● Your instructions:
Your answer must be an exact copy of the lines from the one holding "Transcribe this image's" through the last line of the entries below, with nothing added.

● Extracted records:
☆ ☆ ☆ ☆ ☆
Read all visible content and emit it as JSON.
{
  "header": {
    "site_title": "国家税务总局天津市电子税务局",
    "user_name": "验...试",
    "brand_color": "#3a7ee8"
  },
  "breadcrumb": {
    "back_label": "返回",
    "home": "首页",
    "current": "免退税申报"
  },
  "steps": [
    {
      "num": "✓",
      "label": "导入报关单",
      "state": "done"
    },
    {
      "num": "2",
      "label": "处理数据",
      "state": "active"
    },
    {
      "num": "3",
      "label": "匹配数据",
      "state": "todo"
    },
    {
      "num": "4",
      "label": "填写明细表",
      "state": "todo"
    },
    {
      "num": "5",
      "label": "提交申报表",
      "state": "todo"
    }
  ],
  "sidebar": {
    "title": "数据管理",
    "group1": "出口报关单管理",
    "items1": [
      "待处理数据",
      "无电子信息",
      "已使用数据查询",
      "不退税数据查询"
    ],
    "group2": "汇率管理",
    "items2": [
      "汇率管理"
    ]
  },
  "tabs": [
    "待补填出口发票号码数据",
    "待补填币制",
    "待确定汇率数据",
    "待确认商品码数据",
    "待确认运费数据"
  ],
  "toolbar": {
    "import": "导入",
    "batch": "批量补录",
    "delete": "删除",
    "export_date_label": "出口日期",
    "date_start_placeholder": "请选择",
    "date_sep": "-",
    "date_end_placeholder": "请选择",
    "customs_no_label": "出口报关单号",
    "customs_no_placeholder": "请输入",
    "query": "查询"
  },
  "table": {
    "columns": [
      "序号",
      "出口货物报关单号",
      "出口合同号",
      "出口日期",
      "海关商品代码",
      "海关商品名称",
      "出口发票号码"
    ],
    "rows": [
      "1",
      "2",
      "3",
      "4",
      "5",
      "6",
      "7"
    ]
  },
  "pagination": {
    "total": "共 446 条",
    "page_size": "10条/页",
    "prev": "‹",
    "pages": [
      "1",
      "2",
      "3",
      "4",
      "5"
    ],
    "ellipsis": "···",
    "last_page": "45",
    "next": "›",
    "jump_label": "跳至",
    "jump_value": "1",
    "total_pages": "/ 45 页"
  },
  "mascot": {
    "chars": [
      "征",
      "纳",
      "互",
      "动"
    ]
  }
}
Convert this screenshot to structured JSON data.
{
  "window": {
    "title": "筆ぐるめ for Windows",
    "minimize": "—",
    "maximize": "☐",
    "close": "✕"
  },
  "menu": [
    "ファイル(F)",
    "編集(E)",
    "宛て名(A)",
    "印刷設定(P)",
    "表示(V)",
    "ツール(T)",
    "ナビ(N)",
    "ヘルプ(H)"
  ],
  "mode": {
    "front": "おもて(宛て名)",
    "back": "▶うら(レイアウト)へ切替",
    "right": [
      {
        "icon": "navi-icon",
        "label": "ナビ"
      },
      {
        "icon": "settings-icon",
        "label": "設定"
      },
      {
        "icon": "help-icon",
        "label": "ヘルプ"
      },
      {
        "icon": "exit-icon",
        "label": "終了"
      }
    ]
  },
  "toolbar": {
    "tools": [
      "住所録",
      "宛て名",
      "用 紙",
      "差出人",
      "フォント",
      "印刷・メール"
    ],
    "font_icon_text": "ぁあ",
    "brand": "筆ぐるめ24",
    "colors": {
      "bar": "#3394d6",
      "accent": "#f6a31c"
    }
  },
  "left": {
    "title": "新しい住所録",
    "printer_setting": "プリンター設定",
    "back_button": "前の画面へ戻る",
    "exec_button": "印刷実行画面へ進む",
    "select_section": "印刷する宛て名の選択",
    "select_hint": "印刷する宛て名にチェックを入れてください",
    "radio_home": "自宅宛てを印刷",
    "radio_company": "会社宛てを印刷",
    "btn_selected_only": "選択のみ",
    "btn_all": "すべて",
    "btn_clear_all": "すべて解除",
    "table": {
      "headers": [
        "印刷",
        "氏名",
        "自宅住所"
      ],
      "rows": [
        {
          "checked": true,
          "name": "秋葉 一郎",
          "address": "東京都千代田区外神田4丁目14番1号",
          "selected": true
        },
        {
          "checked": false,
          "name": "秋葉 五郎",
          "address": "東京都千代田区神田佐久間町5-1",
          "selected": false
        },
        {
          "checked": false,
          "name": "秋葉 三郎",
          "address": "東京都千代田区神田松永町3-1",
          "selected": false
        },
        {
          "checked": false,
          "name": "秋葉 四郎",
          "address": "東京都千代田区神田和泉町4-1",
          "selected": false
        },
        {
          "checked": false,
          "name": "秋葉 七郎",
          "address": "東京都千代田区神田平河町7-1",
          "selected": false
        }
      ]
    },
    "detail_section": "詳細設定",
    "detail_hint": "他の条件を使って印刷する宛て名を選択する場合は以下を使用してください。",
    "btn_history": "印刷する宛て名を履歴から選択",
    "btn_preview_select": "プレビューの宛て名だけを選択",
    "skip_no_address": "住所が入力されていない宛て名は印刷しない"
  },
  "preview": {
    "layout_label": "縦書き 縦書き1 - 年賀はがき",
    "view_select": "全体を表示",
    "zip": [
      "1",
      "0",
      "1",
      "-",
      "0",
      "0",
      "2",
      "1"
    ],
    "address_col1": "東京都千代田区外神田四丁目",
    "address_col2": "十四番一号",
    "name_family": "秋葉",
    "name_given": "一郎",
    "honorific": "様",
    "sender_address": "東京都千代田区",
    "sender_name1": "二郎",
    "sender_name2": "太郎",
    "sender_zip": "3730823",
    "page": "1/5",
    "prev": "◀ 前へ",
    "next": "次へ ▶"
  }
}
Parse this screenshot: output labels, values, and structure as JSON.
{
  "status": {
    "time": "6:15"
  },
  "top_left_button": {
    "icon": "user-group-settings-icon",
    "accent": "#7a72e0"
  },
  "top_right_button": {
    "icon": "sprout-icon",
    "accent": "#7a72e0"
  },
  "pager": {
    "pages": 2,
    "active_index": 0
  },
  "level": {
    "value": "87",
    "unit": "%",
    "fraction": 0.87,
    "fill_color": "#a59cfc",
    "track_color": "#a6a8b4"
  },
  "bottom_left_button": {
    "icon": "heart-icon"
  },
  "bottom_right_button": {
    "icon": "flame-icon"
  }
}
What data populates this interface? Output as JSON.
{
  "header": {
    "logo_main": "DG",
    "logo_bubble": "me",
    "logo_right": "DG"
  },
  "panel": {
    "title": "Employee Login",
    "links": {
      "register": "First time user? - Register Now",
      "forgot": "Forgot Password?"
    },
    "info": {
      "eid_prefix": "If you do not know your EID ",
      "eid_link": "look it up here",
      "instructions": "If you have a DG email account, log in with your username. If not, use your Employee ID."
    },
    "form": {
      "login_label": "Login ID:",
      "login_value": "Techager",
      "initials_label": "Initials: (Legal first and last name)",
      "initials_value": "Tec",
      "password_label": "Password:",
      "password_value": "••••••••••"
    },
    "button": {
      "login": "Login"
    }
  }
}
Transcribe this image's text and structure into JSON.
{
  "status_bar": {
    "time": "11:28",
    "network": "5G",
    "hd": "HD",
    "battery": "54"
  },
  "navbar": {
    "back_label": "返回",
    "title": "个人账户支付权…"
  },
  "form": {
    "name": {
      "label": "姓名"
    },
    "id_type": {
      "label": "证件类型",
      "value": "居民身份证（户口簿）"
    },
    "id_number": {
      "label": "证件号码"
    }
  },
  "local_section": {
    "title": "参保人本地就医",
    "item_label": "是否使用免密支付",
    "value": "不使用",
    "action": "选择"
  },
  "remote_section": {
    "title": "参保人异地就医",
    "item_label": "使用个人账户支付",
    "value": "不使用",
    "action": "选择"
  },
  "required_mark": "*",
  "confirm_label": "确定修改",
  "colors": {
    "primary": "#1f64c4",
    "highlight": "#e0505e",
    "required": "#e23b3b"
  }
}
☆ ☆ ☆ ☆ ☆
● Task solution:
Transcribe this image's text and structure into JSON.
{
  "status_bar": {
    "time": "11:28",
    "network": "5G",
    "hd": "HD",
    "battery": "54"
  },
  "navbar": {
    "back_label": "返回",
    "title": "个人账户支付权…"
  },
  "form": {
    "name": {
      "label": "姓名"
    },
    "id_type": {
      "label": "证件类型",
      "value": "居民身份证（户口簿）"
    },
    "id_number": {
      "label": "证件号码"
    }
  },
  "local_section": {
    "title": "参保人本地就医",
    "item_label": "是否使用免密支付",
    "value": "不使用",
    "action": "选择"
  },
  "remote_section": {
    "title": "参保人异地就医",
    "item_label": "使用个人账户支付",
    "value": "不使用",
    "action": "选择"
  },
  "required_mark": "*",
  "confirm_label": "确定修改",
  "colors": {
    "primary": "#1f64c4",
    "highlight": "#e0505e",
    "required": "#e23b3b"
  }
}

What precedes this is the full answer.